- _WHAT IS EXPECTED_
Work out how many lines of the records hold the string "summary", and reply with that number alone.

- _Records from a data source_
┄┄┄┄┄┄┄┄┄┄

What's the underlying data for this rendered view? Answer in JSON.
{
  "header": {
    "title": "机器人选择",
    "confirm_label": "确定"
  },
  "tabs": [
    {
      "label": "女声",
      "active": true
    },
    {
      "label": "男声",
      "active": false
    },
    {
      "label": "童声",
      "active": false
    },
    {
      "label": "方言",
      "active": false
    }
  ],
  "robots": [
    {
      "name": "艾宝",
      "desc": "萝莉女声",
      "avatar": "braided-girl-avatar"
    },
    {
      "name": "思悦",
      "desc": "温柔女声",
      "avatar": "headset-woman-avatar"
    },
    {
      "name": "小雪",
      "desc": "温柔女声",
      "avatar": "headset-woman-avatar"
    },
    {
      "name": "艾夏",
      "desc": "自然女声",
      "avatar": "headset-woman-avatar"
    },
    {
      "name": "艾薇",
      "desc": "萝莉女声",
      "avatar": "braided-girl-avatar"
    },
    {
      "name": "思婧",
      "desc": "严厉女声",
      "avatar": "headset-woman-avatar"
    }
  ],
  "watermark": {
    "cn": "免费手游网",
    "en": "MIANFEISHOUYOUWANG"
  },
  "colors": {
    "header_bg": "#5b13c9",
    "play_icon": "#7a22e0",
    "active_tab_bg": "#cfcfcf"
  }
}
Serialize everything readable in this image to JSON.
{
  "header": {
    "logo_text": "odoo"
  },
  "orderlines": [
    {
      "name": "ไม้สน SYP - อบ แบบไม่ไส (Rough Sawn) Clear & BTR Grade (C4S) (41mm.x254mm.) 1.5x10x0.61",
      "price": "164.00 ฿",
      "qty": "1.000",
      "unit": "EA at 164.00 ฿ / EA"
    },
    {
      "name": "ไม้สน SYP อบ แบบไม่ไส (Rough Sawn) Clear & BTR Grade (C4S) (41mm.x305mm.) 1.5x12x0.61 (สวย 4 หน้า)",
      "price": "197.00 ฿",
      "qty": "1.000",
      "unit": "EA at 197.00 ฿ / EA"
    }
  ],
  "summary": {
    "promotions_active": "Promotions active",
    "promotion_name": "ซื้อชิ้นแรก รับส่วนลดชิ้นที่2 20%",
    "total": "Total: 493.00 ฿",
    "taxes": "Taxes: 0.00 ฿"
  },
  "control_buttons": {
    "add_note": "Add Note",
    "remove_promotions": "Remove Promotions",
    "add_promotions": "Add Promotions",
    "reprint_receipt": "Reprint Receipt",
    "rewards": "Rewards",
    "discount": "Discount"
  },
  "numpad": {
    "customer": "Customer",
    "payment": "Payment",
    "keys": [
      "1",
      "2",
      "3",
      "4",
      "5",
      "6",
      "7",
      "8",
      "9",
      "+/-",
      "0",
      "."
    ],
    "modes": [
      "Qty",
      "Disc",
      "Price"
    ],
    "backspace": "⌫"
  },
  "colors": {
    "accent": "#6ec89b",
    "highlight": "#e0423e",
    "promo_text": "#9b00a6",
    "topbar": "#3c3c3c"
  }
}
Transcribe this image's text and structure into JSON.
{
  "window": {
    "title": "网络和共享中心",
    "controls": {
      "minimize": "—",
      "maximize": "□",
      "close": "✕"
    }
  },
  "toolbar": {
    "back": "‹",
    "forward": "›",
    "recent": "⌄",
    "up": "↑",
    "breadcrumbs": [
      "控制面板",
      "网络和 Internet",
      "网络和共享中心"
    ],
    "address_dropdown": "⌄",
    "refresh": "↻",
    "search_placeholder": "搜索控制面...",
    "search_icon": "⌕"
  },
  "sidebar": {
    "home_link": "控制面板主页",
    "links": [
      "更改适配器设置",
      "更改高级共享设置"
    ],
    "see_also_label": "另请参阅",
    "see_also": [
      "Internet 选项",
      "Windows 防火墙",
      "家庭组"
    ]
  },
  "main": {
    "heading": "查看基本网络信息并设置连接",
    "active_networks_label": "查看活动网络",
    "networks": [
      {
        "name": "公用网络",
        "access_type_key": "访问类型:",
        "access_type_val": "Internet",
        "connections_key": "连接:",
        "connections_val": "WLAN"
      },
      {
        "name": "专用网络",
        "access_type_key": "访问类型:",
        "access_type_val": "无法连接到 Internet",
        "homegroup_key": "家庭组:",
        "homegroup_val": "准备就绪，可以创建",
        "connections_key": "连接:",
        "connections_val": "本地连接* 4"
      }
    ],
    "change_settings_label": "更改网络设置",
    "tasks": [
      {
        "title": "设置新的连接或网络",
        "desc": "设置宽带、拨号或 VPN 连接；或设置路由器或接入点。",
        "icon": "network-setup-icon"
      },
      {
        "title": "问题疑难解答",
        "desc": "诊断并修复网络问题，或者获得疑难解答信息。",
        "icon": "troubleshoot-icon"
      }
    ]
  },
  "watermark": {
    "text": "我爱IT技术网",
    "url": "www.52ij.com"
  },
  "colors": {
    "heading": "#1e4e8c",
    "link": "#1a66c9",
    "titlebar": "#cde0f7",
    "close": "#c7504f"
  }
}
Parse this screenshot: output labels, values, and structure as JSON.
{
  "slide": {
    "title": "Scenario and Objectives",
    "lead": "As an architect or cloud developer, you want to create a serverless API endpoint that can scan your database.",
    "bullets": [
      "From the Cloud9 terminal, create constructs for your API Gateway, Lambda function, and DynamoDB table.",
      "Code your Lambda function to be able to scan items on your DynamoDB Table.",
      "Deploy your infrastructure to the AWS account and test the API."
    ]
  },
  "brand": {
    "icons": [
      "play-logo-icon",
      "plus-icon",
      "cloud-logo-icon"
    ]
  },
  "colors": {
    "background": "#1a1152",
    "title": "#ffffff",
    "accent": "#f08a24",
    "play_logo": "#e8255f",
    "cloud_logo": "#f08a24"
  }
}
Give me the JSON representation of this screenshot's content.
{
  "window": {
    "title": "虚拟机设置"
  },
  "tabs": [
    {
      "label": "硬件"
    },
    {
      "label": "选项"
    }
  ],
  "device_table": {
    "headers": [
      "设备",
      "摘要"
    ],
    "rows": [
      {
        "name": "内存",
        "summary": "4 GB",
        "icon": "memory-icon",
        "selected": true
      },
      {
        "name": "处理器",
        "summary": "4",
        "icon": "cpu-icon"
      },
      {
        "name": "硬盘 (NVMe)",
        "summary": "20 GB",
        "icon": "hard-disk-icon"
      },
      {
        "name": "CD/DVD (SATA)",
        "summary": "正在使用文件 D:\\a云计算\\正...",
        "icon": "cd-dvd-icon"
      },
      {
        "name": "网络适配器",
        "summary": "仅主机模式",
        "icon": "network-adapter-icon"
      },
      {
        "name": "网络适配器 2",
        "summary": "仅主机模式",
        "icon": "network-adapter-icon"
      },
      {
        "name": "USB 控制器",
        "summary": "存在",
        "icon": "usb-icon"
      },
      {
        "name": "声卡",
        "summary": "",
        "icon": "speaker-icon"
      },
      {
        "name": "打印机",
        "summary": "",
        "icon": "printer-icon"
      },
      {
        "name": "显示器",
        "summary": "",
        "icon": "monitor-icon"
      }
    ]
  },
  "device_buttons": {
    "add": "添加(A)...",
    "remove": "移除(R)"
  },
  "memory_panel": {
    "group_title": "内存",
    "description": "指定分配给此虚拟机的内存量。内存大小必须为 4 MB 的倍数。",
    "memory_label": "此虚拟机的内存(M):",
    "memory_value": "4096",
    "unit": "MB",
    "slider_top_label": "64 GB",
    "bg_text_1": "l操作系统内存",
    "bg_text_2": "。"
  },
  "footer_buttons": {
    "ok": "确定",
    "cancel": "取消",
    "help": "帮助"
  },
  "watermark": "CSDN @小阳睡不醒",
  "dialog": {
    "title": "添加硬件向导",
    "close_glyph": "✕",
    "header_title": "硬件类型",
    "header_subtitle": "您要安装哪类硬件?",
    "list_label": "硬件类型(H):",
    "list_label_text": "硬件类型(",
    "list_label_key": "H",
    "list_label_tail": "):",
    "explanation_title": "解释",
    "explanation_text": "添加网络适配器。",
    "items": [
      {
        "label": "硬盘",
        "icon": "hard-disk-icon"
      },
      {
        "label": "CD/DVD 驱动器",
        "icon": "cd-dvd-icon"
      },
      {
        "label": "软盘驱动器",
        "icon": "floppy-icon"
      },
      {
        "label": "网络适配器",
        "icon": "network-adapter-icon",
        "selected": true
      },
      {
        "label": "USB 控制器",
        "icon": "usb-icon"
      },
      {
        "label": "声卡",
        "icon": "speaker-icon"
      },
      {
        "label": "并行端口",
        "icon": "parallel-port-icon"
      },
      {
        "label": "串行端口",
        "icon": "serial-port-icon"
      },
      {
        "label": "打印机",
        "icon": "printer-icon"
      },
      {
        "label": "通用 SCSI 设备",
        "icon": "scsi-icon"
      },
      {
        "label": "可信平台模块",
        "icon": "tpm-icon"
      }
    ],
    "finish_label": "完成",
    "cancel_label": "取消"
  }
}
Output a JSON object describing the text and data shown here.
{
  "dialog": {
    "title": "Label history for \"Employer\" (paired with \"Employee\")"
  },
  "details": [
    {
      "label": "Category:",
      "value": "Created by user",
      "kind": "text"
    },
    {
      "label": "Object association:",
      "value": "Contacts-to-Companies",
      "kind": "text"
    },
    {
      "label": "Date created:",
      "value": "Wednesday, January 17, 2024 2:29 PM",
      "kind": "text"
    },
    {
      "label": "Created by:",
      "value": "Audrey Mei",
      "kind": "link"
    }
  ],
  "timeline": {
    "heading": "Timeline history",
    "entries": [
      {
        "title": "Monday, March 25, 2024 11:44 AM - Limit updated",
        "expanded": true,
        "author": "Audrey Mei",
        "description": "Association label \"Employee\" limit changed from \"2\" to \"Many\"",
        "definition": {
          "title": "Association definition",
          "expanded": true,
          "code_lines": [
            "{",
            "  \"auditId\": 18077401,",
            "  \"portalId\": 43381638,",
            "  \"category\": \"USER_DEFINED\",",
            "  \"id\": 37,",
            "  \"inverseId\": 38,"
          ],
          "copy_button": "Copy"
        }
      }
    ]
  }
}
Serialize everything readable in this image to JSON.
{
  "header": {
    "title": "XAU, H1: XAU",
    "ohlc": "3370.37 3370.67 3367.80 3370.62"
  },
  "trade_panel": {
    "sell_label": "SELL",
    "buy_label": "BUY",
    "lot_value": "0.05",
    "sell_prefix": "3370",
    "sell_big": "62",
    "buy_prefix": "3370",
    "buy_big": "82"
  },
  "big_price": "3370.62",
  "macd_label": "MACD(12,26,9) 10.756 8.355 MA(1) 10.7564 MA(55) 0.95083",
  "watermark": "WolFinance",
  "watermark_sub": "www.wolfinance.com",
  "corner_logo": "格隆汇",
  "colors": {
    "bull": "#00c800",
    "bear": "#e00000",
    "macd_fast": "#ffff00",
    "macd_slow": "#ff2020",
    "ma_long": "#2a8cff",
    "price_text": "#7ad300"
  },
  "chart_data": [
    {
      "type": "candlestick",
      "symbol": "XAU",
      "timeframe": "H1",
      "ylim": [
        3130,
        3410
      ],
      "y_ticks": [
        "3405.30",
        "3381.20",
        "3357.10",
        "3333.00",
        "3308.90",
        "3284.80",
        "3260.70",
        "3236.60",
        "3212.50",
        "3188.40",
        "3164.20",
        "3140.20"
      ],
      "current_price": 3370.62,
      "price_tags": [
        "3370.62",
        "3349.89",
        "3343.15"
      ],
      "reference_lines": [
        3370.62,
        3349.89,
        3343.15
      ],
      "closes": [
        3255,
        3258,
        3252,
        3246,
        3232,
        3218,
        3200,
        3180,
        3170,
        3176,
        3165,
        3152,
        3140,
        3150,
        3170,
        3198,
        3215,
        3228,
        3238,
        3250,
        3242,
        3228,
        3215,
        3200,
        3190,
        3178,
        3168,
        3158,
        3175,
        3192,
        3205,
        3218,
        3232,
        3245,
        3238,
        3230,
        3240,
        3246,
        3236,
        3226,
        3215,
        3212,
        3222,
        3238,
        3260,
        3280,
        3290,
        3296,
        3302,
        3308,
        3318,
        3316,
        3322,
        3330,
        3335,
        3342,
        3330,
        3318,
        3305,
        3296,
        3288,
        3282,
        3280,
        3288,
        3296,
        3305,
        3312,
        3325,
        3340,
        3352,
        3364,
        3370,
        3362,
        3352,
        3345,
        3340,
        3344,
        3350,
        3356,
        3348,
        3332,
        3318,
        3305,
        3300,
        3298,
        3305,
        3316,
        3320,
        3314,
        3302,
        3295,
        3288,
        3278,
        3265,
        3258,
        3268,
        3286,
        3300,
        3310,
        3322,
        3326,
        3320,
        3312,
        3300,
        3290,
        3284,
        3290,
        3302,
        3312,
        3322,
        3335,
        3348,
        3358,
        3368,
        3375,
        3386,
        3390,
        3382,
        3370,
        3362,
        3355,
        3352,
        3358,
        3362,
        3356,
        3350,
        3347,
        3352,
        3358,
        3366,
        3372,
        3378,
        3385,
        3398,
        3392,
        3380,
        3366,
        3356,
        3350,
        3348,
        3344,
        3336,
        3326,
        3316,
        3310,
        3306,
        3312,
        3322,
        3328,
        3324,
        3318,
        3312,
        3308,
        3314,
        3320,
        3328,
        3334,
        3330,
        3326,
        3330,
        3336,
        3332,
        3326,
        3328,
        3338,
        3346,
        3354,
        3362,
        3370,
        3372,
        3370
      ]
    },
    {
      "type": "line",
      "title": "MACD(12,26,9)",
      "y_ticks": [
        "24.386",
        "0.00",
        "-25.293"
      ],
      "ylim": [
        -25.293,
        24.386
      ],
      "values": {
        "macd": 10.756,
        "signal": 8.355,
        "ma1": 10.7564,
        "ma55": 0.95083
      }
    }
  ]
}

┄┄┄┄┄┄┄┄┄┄

- _ANSWER TO THIS PROBLEM_
11